The BA (Mod) Comparative Biology degree is taught jointly by the Disciplines of Botany and Zoology with additional input from the School of Genetics and Microbiology.

This course will no longer be available from 2017-2018

Click here for the Senior Sophister Comparative Biology Guidebook 2017/2018

Click here for more details about Comparative Biology, Career potential, course aims etc.

Course content

The course focuses on comparing and contrasting the comparative physiology of plants and animals and other organisms (e.g. parasites) by comparing the way different kinds of organisms function in the context of their structure (anatomy). Many of the mechanisms organisms use for survival are conserved across species, allowing the revelation of key functional principles.

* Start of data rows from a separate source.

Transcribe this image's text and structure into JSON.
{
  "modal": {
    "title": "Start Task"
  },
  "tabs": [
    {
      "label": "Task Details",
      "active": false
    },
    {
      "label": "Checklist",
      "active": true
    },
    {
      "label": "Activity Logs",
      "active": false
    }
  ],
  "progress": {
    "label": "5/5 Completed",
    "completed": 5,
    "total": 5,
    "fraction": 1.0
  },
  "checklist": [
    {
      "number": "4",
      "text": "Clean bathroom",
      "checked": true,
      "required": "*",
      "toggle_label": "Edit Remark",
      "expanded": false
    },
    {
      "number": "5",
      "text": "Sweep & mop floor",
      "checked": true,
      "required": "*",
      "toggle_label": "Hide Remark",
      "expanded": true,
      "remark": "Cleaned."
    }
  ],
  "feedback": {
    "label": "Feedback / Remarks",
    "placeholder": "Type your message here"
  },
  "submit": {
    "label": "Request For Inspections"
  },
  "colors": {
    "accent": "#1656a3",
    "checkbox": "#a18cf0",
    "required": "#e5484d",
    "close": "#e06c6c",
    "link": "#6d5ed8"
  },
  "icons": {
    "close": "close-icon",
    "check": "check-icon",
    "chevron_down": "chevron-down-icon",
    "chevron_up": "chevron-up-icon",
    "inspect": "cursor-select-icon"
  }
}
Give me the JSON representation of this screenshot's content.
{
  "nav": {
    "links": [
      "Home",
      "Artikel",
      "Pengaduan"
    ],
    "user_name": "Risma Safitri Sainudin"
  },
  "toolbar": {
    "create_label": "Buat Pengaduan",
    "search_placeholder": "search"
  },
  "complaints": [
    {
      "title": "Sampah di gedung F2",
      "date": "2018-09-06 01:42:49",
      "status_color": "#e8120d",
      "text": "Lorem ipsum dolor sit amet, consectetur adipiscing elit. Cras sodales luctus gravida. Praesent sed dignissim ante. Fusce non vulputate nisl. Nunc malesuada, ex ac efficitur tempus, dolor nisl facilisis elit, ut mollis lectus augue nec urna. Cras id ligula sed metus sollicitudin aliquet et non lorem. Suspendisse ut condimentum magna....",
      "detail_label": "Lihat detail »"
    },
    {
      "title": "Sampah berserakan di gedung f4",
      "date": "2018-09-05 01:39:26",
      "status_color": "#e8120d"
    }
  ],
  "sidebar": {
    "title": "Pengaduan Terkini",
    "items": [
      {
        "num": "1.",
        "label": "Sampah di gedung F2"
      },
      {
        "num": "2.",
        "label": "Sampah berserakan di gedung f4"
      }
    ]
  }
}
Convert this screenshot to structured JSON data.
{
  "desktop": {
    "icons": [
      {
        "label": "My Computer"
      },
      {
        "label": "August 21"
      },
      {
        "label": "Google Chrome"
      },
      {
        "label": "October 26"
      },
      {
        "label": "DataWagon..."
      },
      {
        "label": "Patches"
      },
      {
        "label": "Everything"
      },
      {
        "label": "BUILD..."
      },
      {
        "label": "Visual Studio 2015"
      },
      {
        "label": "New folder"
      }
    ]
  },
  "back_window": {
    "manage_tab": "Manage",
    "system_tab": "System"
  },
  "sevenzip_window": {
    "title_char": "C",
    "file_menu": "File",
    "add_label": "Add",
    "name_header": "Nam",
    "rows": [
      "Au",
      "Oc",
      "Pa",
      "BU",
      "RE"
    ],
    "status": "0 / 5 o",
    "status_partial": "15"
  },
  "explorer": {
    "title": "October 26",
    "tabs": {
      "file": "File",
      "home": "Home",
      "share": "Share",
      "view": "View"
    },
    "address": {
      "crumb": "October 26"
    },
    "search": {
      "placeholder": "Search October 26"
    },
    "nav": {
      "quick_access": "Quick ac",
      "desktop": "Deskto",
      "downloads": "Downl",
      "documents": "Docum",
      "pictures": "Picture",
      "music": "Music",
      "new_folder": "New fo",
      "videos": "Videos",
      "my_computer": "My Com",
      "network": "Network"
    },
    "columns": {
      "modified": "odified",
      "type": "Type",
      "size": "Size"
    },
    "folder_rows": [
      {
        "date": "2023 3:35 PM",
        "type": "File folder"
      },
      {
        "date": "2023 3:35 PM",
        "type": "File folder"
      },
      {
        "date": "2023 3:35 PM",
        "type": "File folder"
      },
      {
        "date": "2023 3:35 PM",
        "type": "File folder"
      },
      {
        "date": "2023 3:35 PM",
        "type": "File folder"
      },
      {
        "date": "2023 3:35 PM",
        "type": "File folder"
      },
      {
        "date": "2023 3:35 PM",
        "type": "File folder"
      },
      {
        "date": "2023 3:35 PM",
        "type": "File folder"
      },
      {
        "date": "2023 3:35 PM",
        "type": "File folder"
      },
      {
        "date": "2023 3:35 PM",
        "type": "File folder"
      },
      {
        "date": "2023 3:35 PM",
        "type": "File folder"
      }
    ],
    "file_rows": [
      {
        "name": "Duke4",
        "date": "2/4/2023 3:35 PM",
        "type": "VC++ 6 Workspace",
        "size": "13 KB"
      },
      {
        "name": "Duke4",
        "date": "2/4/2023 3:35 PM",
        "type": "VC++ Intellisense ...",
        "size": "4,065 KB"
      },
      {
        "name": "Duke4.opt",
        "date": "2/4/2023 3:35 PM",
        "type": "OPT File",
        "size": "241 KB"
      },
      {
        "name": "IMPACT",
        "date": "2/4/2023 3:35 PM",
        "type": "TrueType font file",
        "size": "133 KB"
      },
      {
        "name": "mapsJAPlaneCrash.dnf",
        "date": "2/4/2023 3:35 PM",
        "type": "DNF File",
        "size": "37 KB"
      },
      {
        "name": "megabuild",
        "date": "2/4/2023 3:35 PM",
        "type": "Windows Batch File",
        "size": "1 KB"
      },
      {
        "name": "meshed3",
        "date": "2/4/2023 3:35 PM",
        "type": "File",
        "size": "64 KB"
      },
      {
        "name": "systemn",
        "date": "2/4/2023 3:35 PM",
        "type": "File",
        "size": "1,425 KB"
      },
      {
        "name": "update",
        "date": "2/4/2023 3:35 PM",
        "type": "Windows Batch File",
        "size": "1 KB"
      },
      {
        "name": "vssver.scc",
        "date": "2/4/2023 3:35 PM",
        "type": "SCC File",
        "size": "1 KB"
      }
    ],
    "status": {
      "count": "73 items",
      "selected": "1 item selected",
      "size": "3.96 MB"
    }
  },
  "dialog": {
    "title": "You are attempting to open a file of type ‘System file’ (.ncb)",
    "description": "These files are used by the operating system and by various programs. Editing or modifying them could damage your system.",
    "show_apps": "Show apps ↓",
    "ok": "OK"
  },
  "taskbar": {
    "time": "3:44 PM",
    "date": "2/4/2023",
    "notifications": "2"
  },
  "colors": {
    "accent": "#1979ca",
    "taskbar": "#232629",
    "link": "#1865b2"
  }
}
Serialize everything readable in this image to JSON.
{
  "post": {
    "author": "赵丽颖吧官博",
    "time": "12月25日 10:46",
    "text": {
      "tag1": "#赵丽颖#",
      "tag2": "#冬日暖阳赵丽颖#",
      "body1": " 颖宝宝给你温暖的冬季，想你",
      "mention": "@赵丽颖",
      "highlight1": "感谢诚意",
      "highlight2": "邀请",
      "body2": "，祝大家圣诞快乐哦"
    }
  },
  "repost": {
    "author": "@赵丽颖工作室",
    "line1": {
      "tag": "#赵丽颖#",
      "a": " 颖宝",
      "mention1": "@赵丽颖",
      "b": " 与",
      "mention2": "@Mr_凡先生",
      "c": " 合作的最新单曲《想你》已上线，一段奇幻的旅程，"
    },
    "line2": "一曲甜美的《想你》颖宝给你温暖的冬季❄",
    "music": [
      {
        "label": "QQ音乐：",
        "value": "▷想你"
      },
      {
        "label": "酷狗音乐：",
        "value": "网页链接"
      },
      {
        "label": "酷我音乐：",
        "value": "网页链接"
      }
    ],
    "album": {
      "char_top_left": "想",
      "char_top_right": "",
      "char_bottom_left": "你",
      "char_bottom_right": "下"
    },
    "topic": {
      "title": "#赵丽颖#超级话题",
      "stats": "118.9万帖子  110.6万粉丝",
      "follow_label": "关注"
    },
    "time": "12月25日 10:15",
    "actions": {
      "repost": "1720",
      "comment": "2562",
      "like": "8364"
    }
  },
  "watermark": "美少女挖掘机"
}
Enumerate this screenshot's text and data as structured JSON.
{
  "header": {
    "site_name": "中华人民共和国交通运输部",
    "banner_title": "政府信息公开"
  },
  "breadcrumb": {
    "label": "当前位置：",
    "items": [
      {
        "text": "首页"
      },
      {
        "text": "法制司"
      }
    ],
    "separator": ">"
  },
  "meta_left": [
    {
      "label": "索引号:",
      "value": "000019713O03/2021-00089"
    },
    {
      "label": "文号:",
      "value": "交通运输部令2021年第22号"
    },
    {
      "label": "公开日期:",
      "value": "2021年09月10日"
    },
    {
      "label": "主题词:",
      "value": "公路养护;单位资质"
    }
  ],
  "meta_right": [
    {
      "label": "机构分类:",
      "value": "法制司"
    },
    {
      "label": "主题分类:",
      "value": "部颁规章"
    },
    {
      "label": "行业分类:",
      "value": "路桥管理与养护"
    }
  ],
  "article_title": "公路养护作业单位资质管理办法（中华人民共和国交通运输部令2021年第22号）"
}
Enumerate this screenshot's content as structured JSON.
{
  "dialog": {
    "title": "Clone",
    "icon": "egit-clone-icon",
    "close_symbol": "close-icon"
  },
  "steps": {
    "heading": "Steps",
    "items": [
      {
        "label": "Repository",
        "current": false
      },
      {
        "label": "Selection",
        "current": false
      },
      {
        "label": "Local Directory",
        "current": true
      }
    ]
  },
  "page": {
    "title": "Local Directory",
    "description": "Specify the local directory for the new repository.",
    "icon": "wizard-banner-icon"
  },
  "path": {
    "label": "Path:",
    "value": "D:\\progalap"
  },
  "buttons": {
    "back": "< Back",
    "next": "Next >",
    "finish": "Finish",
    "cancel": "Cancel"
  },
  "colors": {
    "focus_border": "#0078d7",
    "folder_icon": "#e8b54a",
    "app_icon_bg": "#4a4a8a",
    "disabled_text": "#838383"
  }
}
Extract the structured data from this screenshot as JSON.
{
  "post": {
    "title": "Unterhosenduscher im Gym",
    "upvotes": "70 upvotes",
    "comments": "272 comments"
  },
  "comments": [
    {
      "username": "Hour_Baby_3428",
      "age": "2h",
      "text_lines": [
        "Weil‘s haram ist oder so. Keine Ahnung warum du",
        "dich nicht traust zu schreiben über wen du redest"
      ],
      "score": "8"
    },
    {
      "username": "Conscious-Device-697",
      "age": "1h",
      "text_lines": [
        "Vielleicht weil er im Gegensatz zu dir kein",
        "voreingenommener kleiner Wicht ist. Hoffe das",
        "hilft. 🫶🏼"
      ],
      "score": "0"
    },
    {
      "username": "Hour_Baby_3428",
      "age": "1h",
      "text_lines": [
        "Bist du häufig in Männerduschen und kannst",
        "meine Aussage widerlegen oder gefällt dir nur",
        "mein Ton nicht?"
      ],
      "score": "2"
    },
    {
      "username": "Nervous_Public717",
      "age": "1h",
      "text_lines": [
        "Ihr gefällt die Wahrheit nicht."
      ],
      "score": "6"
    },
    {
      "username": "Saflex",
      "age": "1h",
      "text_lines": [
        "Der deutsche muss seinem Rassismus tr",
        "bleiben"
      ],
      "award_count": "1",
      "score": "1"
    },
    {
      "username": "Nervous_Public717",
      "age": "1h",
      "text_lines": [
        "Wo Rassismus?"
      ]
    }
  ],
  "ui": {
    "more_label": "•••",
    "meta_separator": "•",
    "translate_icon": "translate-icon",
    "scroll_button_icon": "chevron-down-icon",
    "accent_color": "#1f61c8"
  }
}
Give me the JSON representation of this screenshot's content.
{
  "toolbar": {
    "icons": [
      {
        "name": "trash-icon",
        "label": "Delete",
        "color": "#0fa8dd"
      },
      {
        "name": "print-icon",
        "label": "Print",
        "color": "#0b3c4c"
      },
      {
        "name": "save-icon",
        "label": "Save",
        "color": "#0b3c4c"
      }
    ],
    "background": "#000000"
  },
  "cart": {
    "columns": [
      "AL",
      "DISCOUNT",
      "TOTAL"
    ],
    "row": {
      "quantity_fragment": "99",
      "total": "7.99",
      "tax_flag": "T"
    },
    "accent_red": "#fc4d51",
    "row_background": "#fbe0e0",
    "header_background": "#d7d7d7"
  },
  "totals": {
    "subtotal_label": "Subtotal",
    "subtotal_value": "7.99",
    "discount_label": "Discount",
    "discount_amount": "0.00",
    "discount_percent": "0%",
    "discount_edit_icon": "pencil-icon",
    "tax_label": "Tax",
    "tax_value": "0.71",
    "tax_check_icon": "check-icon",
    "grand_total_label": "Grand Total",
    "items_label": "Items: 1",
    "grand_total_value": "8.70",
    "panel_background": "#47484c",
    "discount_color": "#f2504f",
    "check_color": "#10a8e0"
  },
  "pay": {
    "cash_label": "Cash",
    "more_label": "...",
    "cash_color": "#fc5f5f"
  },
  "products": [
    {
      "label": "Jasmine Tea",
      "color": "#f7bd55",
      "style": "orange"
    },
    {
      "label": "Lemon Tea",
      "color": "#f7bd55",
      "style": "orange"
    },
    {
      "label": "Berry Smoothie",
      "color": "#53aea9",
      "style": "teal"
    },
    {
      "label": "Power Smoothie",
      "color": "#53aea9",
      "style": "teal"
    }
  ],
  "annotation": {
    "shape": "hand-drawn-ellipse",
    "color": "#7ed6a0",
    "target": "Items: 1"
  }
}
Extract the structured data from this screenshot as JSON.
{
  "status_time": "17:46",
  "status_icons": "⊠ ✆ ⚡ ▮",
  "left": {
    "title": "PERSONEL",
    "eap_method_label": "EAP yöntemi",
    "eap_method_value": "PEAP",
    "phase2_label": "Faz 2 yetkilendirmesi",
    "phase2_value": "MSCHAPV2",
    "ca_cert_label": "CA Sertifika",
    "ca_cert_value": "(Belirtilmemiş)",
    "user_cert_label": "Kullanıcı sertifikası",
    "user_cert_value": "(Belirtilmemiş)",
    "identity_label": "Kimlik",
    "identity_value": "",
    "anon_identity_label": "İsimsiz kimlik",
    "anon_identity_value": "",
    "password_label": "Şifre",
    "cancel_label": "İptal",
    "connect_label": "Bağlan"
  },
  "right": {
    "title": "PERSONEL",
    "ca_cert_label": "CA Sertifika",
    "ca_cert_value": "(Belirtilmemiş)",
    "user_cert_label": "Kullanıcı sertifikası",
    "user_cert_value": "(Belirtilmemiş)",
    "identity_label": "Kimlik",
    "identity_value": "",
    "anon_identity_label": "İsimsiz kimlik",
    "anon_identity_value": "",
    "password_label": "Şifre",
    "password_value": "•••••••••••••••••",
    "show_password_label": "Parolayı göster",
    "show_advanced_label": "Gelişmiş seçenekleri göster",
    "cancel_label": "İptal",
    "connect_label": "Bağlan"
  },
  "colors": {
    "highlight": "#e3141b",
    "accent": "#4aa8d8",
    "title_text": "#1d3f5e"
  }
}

Furthermore, the mechanisms organisms have evolved depend on their interactions with the environment through time.  Finally, Comparative Biology has important roles to play in elucidating the effects of gene mutations and/or deletions affecting protein function and environmental effects on gene expression.

Comparative Biology acts as the perfect springboard for undergraduate students to go on to post-graduate bioscience degrees; e.g. Masters and PhDs in biological/physiological disciplines. Graduates of Comparative Biology are also ideally placed to contribute to the knowledge economy/society through careers with biotechnology companies and/or industry, having gained unique and valuable experience and training. The course also provides an excellent background for students who want to pursue a career in teaching biology.

Please contact the Comparative Biology Course Director, Dr. Trevor Hodkinson (Botany) by email ( for further details about the course.

Course Structure

The Junior Sophister (Third) year provides a broad knowledge and understanding of Comparative Biology, while in the final year a major component of the course is a lab-based research project chosen from Botany or Zoology Disciplines. Final year teaching also occurs through small group tutorials in areas of specialization in plant or animal Comparative Biology as well as through lectures.